      • The problem of automatic clicking is actually not reserved to sandboxes only
      • QA testing of any sort relies on it a lot: regression tests for coding and localization projects etc. involves lots of clicking and a huge progress has been made over the years to make it work smoothly, and fast
      • Luckily, many software packages support GUI controls’ automation via IAccessible interface
      • Have a read about Automated UI testing and Microsoft UI Automation
    • Have a look at other large projects where the localized strings for standard buttons are already localized e.g. LibreOffice
    • During windows enumeration search for both Unicode, and ANSI versions of these strings while enumerating windows
    • If no success, consider injecting instrumentation code that is ‘native’ to the installer’s platform
    • If no success, consider OCR/ICRing elements of the screen, or use the Babylon technique of hooking API/redrawing text and catching text printed using Text APIs
    • For Delphi, it’s a mundane task of understanding all versions of their VCLs (I have code some PoC code and it was painful, but I was able to read some labels from Delphi programs)
    • As a last resort, redirect trouble samples to a team doing manual malware analysis so the clicker can be tuned

And just to give you a localization sample… this is a list of ‘Agree’ buttons in various languages extracted from one of the Open Source projects:

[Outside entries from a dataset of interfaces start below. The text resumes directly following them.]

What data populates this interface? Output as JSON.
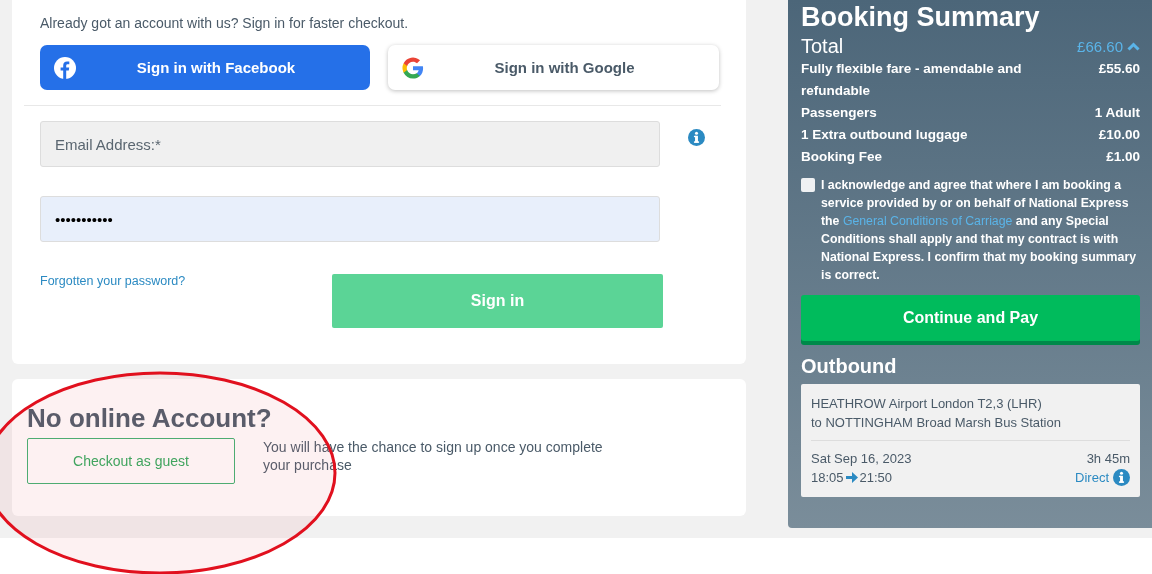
{
  "signin": {
    "intro": "Already got an account with us? Sign in for faster checkout.",
    "facebook_button": "Sign in with Facebook",
    "google_button": "Sign in with Google",
    "email": {
      "placeholder": "Email Address:*"
    },
    "password": {
      "value": "•••••••••••"
    },
    "forgot_link": "Forgotten your password?",
    "signin_button": "Sign in"
  },
  "guest": {
    "title": "No online Account?",
    "button": "Checkout as guest",
    "note": "You will have the chance to sign up once you complete your purchase"
  },
  "summary": {
    "title": "Booking Summary",
    "total_label": "Total",
    "total_value": "£66.60",
    "expanded": true,
    "lines": [
      {
        "label": "Fully flexible fare - amendable and refundable",
        "value": "£55.60"
      },
      {
        "label": "Passengers",
        "value": "1 Adult"
      },
      {
        "label": "1 Extra outbound luggage",
        "value": "£10.00"
      },
      {
        "label": "Booking Fee",
        "value": "£1.00"
      }
    ],
    "terms": {
      "checked": false,
      "text_before": "I acknowledge and agree that where I am booking a service provided by or on behalf of National Express the",
      "link": "General Conditions of Carriage",
      "text_after": "and any Special Conditions shall apply and that my contract is with National Express. I confirm that my booking summary is correct."
    },
    "pay_button": "Continue and Pay",
    "outbound": {
      "title": "Outbound",
      "route": [
        "HEATHROW Airport London T2,3 (LHR)",
        "to NOTTINGHAM Broad Marsh Bus Station"
      ],
      "date": "Sat Sep 16, 2023",
      "depart": "18:05",
      "arrive": "21:50",
      "duration": "3h 45m",
      "type": "Direct"
    }
  }
}
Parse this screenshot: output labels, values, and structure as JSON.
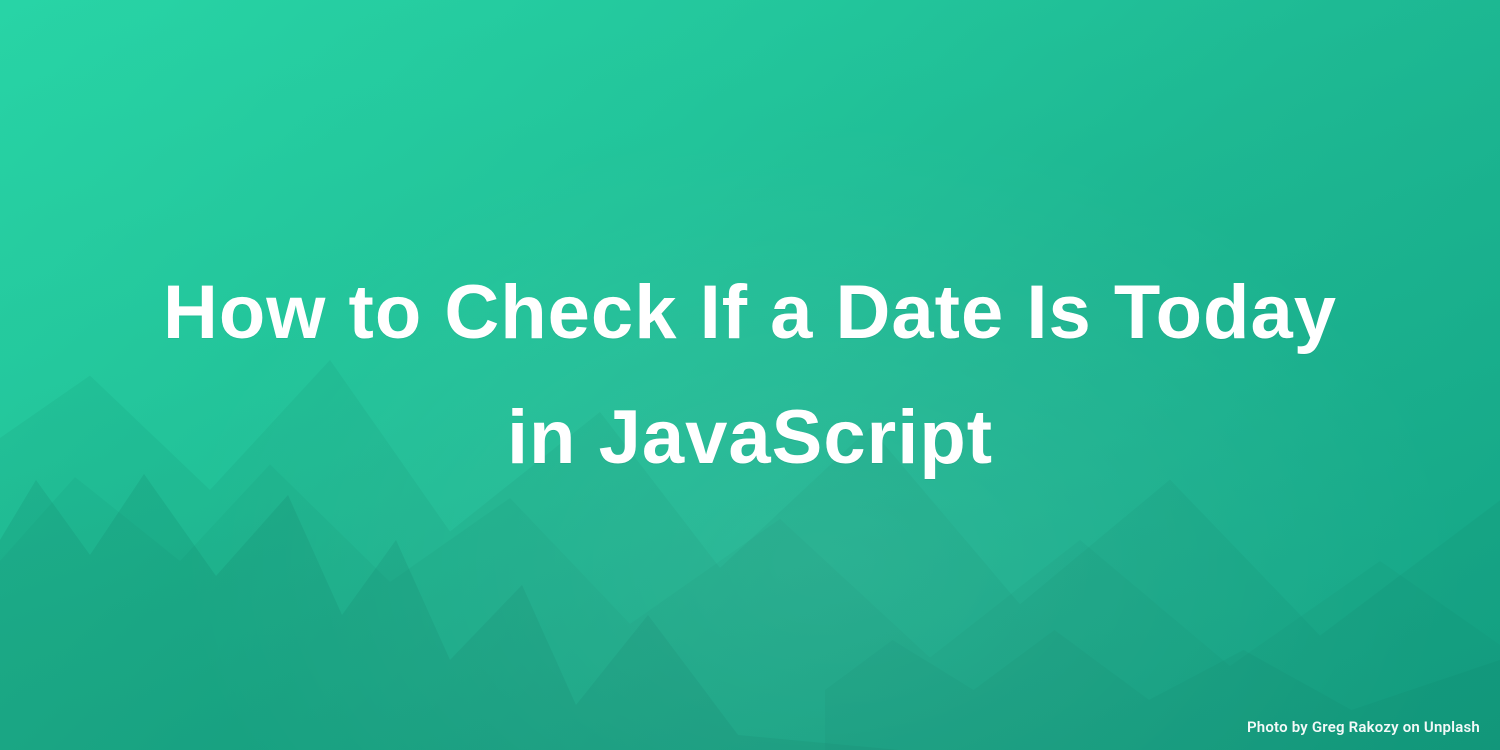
{
  "title": "How to Check If a Date Is Today in JavaScript",
  "credit": "Photo by Greg Rakozy on Unplash"
}
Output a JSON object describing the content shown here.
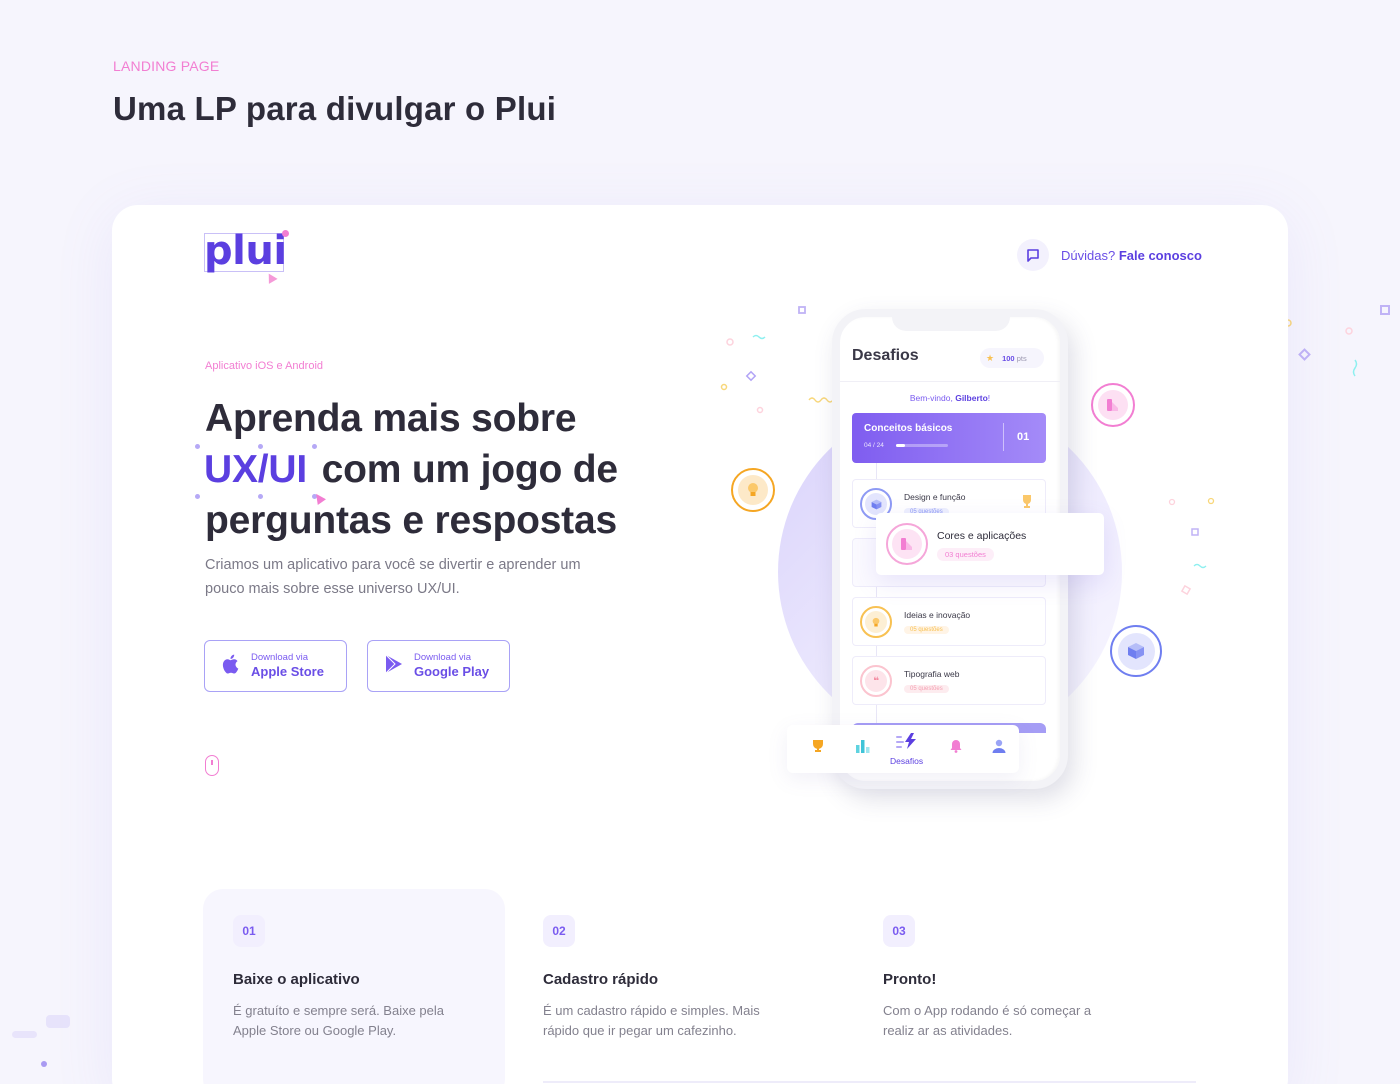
{
  "page": {
    "eyebrow": "LANDING PAGE",
    "title": "Uma LP para divulgar o Plui"
  },
  "colors": {
    "brand_purple": "#5b3fe0",
    "accent_pink": "#f27ed2",
    "background": "#f6f5fd"
  },
  "header": {
    "logo_text": "plui",
    "contact_icon": "chat-bubble-icon",
    "contact_question": "Dúvidas?",
    "contact_link": "Fale conosco"
  },
  "hero": {
    "eyebrow": "Aplicativo iOS e Android",
    "title_line1": "Aprenda mais sobre",
    "title_highlight": "UX/UI",
    "title_line2_rest": "com um jogo de",
    "title_line3": "perguntas e respostas",
    "description": "Criamos um aplicativo para você se divertir e aprender um pouco mais sobre esse universo UX/UI.",
    "buttons": [
      {
        "small": "Download via",
        "big": "Apple Store",
        "icon": "apple-icon"
      },
      {
        "small": "Download via",
        "big": "Google Play",
        "icon": "google-play-icon"
      }
    ],
    "scroll_icon": "mouse-scroll-icon"
  },
  "phone": {
    "title": "Desafios",
    "points_value": "100",
    "points_unit": "pts",
    "welcome_prefix": "Bem-vindo,",
    "welcome_name": "Gilberto",
    "welcome_suffix": "!",
    "current_level": {
      "title": "Conceitos básicos",
      "progress_text": "04 / 24",
      "progress_fraction": 0.167,
      "number": "01"
    },
    "lessons": [
      {
        "title": "Design e função",
        "badge": "05 questões",
        "icon": "cube-icon",
        "has_trophy": true
      },
      {
        "title": "Cores e aplicações",
        "badge": "03 questões",
        "icon": "color-palette-icon"
      },
      {
        "title": "Ideias e inovação",
        "badge": "05 questões",
        "icon": "lightbulb-icon"
      },
      {
        "title": "Tipografia web",
        "badge": "05 questões",
        "icon": "quote-icon"
      }
    ],
    "tabbar": [
      {
        "icon": "trophy-icon",
        "label": ""
      },
      {
        "icon": "bar-chart-icon",
        "label": ""
      },
      {
        "icon": "lightning-icon",
        "label": "Desafios",
        "active": true
      },
      {
        "icon": "bell-icon",
        "label": ""
      },
      {
        "icon": "user-icon",
        "label": ""
      }
    ]
  },
  "steps": [
    {
      "number": "01",
      "title": "Baixe o aplicativo",
      "text": "É gratuíto e sempre será. Baixe pela Apple Store ou Google Play."
    },
    {
      "number": "02",
      "title": "Cadastro rápido",
      "text": "É um cadastro rápido e simples. Mais rápido que ir pegar um cafezinho."
    },
    {
      "number": "03",
      "title": "Pronto!",
      "text": "Com o App rodando é só começar a realiz ar as atividades."
    }
  ]
}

  • Afrikaans Regso
  • Albanian Pranoj
  • Arabic موافق
  • Armenian Համաձայն եմ
  • Basque Onartu
  • Belarusian Згодзен
  • Bosnian Prihvatam
  • Breton A-du emaon
  • Bulgarian Съгласен
  • Catalan Hi estic d’acord
  • Cibemba Nasumina
  • Croatian Prihvaćam
  • Czech Souhlasím
  • Danish Acceptér
  • Dutch Akkoord
  • Efik Ami Mmenyịme
  • English I Agree
  • Esperanto Akceptite
  • Estonian Nõustun
  • Farsi موافقم
  • Finnish Hyväksyn
  • French J’accepte
  • Galician Aceito
  • Georgian ვეთანხმები
  • German Annehmen
  • Greek Συμφωνώ
  • Hebrew אני מסכים
  • Hindi सहमत
  • Hungarian Elfogadom
  • Icelandic Ég Samþykki
  • Igbo M Kwere
  • Indonesian Saya Setuju
  • Irish Glacaim Leis
  • Italian Accetto
  • Khmer I យល់​ព្រម​
  • Korean 동의함
  • Kurdish Ez Dipejirînim
  • Latvian Es piekrītu
  • Lithuanian Sutinku
  • Luxembourgish Unhuelen
  • Macedonian Да
  • Malagasy Ekeko
  • Mongolian Зєвшєєрлєє
  • Norwegian Godta
  • Pashto زه منم
  • Polish Zgadzam się
  • Portuguese Brasilian Eu Concordo
  • Romanian De acord
  • Russian Принимаю
  • Serbian Прихватам
  • Sesotho Kea Lumela
  • Shona Ndinobvuma
  • Simplified Chinese 我接受
  • Slovak Súhlasím
  • Slovenian Se strinjam
  • Spanish Acepto
  • Swahili Nakubali
  • Swedish Jag Godkänner
  • Tamil A நான் ஒப்புக்கொள்ளுகிறேன்
  • Thai ตกลง
  • Turkish Kabul Ediyorum
  • Twi Migye Tom
  • Ukrainian Приймаю
  • Uyghur قوشۇلىمەن
  • Uzbek Qabul qilaman
  • Valencian Accepte
  • Vietnamese Tôi đồng ý
  • Welsh Cytuno
  • Yoruba Mo Gbà
  • Zulu Ngiyavuma